The right EMR solutions should save time. The age-old adage “time is money” applies in this situation. You don’t want to take 100 steps just to create a simple visit note. Instead, you want an EMR software program that streamlines the charting process as much as possible. Some EMR programs require so many steps to create a note that it’s like filling a salt shaker one grain at a time.
If you choose the wrong EMR software, the inefficiency of learning and using the new system may actually outweigh the inefficiencies of your current non-EMR system. Look for software that offers a free trial, so you can give it a test drive and see how easy it is to learn and use before you spend big bucks on it.
Does it have customizable templates that eliminate redundancy?
With customization, you can document your notes and patient records using the words and format that you prefer, rather than be forced to use the words and format offered by the software. Many EMR programs offer global templates for all users. This “one size fits all” mentality means that all users use the same templates (i.e., the same words) to describe dissimilar patients.
The result could be called charting by approximation — trying to fit a square peg in a round hole. Some doctors have described these sorts of notes as “vending machine notes.” EMR systems with customizable templates will allow you to create notes using your own words and style and will therefore more closely reflect your thoughts.
Having customizable templates means that you will be able to save and reuse certain frequently used phrases, forms, procedural descriptions, prescriptions, etc., so that they don’t have to be manually re-entered each time.
Many EMR software programs do not allow much in the way of customization by the end user. In these instances if customization is even available, it must be done by the software company and is both prohibitively expensive and time consuming to deploy.
This is another reason to test drive the system before you commit to a specific program. Well-designed EMR software should allow you to customize prescriptions, templates, chart format, follow-up letters and after-care instructions. Printing options for these items should also be customizable, yet simple and smooth to configure with minimal support.
Will your EMR software allow multimedia attachments?
Look for EMR software that allows you to attach multimedia like photographs, X-rays, scanned documents and ECGs to your patients’ records. A picture is worth a thousand words and can describe injuries and other clinical findings much more accurately than words.
Photographs can also more accurately and efficiently document changes in time over subsequent visits. Having scanned ECGs attached to visits makes it faster and more convenient to review and compare to prior ECGs since with only a few clicks of a mouse, you can have all the information you need for your patient.
Not all EMR software is created equal. Accuracy, efficiency, intuitiveness and expense are all key factors you need to consider when choosing EMR software.

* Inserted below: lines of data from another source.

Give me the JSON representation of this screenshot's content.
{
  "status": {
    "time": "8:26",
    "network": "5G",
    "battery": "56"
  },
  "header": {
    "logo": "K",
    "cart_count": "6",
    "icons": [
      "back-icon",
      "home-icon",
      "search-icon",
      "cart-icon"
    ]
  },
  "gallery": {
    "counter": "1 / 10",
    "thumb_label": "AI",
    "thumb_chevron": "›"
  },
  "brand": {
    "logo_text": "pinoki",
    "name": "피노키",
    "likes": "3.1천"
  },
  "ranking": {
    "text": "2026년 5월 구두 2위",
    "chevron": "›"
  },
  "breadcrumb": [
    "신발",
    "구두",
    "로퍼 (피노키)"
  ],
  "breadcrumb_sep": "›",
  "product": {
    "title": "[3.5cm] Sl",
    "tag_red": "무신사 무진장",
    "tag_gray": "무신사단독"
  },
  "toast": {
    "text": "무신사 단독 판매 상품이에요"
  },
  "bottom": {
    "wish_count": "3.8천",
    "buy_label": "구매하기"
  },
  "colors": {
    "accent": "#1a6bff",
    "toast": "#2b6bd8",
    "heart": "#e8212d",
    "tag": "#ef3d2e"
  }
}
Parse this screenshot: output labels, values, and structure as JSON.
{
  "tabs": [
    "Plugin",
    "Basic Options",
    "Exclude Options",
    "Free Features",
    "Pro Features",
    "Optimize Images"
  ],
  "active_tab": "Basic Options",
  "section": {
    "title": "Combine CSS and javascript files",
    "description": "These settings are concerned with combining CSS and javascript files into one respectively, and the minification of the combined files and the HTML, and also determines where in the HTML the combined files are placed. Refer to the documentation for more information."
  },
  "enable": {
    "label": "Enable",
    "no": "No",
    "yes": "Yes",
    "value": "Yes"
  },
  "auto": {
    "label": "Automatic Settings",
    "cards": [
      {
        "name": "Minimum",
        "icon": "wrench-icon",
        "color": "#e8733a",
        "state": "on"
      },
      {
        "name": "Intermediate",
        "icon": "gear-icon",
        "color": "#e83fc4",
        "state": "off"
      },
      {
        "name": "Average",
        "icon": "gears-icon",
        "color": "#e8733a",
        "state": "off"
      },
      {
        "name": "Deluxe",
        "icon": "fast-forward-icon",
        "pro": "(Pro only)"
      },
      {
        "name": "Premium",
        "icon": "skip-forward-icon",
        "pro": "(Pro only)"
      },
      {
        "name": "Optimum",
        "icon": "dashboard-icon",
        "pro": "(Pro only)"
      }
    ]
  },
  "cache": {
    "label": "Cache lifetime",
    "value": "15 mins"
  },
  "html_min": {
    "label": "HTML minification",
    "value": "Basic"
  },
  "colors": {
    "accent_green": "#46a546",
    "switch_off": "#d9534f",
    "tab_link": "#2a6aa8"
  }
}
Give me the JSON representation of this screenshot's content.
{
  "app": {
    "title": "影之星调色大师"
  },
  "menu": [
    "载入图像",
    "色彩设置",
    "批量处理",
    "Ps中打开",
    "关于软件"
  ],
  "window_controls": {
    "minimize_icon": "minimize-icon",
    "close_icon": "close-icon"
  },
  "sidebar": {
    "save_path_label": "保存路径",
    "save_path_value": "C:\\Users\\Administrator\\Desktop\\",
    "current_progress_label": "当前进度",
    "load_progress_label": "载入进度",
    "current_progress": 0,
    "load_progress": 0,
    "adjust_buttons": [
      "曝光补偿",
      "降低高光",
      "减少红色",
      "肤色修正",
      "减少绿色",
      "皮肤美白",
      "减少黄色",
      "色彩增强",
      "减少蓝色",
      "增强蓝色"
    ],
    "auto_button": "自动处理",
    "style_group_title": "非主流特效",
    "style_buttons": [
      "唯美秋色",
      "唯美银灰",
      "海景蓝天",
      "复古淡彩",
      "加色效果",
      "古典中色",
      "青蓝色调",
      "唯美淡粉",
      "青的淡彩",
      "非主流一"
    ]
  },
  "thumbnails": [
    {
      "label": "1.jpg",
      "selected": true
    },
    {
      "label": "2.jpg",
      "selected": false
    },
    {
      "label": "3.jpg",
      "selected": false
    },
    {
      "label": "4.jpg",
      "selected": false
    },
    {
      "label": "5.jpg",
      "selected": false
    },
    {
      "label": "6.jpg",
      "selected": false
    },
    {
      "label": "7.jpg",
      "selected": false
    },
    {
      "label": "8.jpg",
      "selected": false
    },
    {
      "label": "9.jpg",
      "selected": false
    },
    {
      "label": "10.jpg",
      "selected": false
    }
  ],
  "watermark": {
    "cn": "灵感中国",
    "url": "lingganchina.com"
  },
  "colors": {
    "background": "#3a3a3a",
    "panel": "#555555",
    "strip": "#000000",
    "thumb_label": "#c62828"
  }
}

If you make the right choice, you will soon find yourself using electronic medical records and wondering why it took you so long to make the change. If you keep waiting and searching for the Holy Grail of EMR software, you will only prolong the inefficiencies and inadequacies as well as the potential risks of your current methods.